Clemens notes the precedent set by other clubs that went through lengthy rebuilds, particularly the Astros, who slashed their payroll while they were enduring their uncompetitive seasons but then invested heavily in free agents and contract extensions for their own players once the team was ready to win again. That Houston rebuild, of course, prominently featured Orioles general manager Mike Elias, who was then the Astros assistant GM. It appears his current team’s ownership won’t give him nearly the same amount of financial leeway as his previous employer. If that’s the case, the Orioles are hamstringing themselves for no particular reason. No matter how many great young players your team has — and for the Orioles, it’s a whole lot — just think how much stronger the club can be if you’re willing to invest in established, outside talent to fill holes on the roster. It’s just good business, and it’d be nice to see ownership do everything it can to keep the team as competitive as possible.
There’s still a few weeks of offseason left, of course. Perhaps the Orioles will pull off a surprise big signing or at least a trade to really energize the fans heading into the 2024 season. Right now, though, it’s starting to feel like the O’s are missing a golden opportunity to do something bold.
An Oriole three-peat: Three years, three different No. 1 ranked prospects - Steve Melewski
The Orioles have had Baseball America’s #1 prospect three years in a row. There are 21 teams who have never had three #1 prospects at all. This just in: the O’s farm system is loaded.
A visitor’s guide to Orioles spring training in Sarasota - BaltimoreBaseball.com
If you’re planning on going to spring training at Sarasota this year, Rich Dubroff has all the information you’ll need to make it a great trip. Even if it is Florida.
Anne Arundel County’s first 2024 baby named after Oriole - WBAL
Something tells me this isn’t the first and won’t be the last kid in the region to be named Adley. Expect to see a larger-than-usual number of Gunnars born in the next few years, too.
Jim Palmer accuses former friend of defrauding him of $1 million - The Baltimore Banner
This is such a sad story, made infuriating by the fact that the con artist took advantage of the Palmer family by pretending to befriend Jim’s autistic stepson. Throw this guy in jail for life.
Orioles birthdays and history
Is today your birthday? Happy birthday! Three former Orioles were born on Jan. 19: left-hander Rick Krivda (54), third baseman and rec specs aficionado Chris Sabo (62), and the late outfielder Fred Valentine (b. 1935, d. 2022).

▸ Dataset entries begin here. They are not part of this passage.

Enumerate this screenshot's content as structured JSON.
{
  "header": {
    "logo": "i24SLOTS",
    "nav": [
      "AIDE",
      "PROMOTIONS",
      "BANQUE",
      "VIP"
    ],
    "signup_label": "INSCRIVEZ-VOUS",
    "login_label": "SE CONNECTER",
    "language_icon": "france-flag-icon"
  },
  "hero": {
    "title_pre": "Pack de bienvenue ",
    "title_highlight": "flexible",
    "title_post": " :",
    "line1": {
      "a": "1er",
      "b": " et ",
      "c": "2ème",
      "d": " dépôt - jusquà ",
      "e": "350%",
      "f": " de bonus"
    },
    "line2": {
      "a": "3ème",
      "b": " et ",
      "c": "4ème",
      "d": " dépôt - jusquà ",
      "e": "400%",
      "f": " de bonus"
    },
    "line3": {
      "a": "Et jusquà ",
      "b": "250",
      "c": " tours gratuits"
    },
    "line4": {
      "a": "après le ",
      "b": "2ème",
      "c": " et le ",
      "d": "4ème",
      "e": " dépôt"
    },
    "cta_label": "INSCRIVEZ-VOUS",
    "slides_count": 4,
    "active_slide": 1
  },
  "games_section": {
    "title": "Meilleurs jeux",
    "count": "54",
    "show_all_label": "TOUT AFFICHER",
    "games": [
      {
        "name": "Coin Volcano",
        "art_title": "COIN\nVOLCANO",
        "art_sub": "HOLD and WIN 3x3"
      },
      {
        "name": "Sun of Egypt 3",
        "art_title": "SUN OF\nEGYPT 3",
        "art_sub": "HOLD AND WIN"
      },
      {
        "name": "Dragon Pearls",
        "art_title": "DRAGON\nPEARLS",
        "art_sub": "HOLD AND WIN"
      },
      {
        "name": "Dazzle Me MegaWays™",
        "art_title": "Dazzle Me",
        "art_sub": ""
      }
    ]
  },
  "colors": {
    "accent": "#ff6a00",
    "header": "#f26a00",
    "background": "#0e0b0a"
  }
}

On this date in 2013, legendary Orioles manager Earl Weaver died while on an Orioles-themed cruise in the Caribbean. He left a legacy as one of the most successful skippers in baseball history, winning 1,480 regular season games with the Birds and taking them to four World Series, while his fiery temperament in the dugout made him one of the game’s biggest personalities. The Hall of Famer was honored with a bronze statue at Camden Yards as part of the club’s Legends Celebration, unveiled just months before his death.